I want them to come to work as the mother of a 2-year-old or the father of a newborn. I want them to come to work as that person, and not have that be something where they feel like they have to juggle their life on the side and then rush in here and pretend they’re somebody else.
Q: What was your own development as a leader? What experiences are you drawing from, now that you are in a position of guiding other people in their development?
One thing is that I was given responsibility, and was expected to show performance indicators for that responsibility, when I was teaching at Stephen F. Austin University in Nacogdoches. I was a graduate student, but I was also an employee, and I was given responsibility for a study-skills program for students.
I was expected to show indicators and benchmarks for that program and manage the schedule and things like that, so I had the expectation that if you’re given the responsibility, you’re also expected to show results, and that those things go together.
Q: Did you have a mentor?
I had a wonderful mentor, Dr. Beverly Young. She helped me become involved in professional associations. She said, “Go ahead, volunteer to be the treasurer! Nobody ever wants to be the treasurer or the secretary or whatever -- just volunteer for that job, and you’ll have an opportunity for leadership.” And she was right about that.
That was very formative for me. Professional organizations, as volunteer organizations, allow you a lot of latitude for expressing leadership gifts. And it was still a pioneer era for women in leadership. Becoming an officer of that professional organization gave me standing that I would never have gotten.
It gave me an opportunity to do a lot of public speaking, to interface with a lot of other leaders, to then connect to global organizations. So that’s one of the reasons that today I’m heading up a nonprofit volunteer organization.
There are a lot of people involved in the Cooperative Baptist Fellowship [for whom] this is a place to express their leadership. Whether they’re on an advisory council or leading a church engagement network for global missions or teaching in a pastor school in Romania or in China, they’re expressing tremendous leadership skills through a nonprofit network.
Q: So that’s how you developed as a leader, and you see yourself as providing similar kinds of opportunities.

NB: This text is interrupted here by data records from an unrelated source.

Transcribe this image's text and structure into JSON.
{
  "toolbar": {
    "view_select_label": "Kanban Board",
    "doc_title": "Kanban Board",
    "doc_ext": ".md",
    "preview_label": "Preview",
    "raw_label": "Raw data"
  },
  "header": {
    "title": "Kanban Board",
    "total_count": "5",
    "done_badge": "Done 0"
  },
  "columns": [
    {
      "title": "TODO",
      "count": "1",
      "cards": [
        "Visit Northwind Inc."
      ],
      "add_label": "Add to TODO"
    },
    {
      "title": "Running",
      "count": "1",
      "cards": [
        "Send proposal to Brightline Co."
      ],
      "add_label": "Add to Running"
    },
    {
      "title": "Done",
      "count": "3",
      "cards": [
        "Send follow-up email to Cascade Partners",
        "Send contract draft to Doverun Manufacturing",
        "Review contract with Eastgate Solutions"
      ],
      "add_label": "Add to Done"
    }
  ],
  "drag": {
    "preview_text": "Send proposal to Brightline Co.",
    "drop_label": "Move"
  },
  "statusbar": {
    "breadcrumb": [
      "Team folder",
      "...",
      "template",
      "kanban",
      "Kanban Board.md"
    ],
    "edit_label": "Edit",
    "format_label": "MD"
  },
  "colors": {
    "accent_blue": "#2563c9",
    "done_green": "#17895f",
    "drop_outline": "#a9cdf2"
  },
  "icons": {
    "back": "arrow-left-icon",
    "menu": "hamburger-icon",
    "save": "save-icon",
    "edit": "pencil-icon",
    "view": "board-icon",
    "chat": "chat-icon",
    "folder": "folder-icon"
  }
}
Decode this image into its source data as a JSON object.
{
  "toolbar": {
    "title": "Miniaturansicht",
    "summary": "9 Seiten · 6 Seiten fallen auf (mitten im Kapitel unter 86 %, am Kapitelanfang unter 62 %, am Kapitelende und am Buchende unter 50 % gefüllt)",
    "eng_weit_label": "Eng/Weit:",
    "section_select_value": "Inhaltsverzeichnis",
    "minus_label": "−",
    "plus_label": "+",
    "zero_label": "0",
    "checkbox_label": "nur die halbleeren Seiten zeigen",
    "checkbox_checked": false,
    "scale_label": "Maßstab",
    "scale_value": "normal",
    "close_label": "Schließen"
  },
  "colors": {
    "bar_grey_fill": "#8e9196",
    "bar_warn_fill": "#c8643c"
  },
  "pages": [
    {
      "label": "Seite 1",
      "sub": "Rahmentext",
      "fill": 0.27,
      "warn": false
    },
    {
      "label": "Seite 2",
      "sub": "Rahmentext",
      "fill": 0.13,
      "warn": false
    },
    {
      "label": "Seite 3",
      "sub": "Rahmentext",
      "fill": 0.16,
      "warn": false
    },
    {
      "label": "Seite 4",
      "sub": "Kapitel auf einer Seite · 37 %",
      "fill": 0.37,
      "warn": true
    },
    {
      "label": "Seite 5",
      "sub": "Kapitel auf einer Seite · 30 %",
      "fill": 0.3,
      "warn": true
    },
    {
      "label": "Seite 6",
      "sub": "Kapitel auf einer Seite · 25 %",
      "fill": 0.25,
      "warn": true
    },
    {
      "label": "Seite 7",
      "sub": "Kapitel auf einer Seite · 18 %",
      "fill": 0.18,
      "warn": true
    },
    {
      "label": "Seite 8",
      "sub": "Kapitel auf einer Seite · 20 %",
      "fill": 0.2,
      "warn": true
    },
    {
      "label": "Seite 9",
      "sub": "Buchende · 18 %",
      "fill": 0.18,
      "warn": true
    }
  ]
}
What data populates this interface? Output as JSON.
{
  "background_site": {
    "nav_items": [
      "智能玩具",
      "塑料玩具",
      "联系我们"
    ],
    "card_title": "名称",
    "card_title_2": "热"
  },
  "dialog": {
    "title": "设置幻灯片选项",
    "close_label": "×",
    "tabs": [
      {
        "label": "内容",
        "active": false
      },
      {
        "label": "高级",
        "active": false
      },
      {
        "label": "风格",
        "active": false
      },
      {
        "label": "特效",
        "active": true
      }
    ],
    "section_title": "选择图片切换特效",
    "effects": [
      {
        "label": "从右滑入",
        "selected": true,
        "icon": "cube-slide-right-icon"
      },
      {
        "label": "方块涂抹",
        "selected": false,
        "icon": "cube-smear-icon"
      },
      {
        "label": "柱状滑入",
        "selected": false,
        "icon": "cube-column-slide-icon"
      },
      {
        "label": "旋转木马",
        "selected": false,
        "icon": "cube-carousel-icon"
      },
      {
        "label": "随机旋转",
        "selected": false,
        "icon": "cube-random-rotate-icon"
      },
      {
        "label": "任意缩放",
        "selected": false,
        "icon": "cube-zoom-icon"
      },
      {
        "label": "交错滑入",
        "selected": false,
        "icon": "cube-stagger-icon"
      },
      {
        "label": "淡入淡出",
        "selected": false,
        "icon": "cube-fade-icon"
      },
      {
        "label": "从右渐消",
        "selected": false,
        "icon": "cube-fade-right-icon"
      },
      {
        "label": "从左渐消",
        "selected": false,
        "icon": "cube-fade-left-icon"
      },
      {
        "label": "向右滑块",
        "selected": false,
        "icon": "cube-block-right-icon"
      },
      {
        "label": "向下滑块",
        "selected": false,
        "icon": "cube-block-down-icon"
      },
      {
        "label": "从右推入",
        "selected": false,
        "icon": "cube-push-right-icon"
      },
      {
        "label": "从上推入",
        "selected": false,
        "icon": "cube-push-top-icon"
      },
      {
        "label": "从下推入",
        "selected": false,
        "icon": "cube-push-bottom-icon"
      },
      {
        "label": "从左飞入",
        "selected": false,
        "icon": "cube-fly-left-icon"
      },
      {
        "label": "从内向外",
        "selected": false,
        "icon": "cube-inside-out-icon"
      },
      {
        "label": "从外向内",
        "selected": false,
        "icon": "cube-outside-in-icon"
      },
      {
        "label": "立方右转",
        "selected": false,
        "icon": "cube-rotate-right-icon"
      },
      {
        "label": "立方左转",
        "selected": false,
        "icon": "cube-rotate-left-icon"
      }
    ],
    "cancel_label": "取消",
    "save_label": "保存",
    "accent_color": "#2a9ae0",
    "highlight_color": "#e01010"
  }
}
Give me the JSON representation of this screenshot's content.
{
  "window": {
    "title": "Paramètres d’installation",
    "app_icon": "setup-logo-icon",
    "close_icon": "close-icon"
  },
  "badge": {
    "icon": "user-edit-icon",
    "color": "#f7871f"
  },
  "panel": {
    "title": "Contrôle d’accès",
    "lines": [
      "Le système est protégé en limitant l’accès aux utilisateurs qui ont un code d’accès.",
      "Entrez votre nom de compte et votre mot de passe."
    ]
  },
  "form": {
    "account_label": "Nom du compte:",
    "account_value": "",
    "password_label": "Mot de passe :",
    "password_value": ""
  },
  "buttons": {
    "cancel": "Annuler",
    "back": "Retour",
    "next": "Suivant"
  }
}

Right. That’s really a beautiful gateway, to me, when I look at this organization and take note of the assets that are spread throughout our community -- these wonderful, talented people. How can I help open the doors for them to go share their gifts?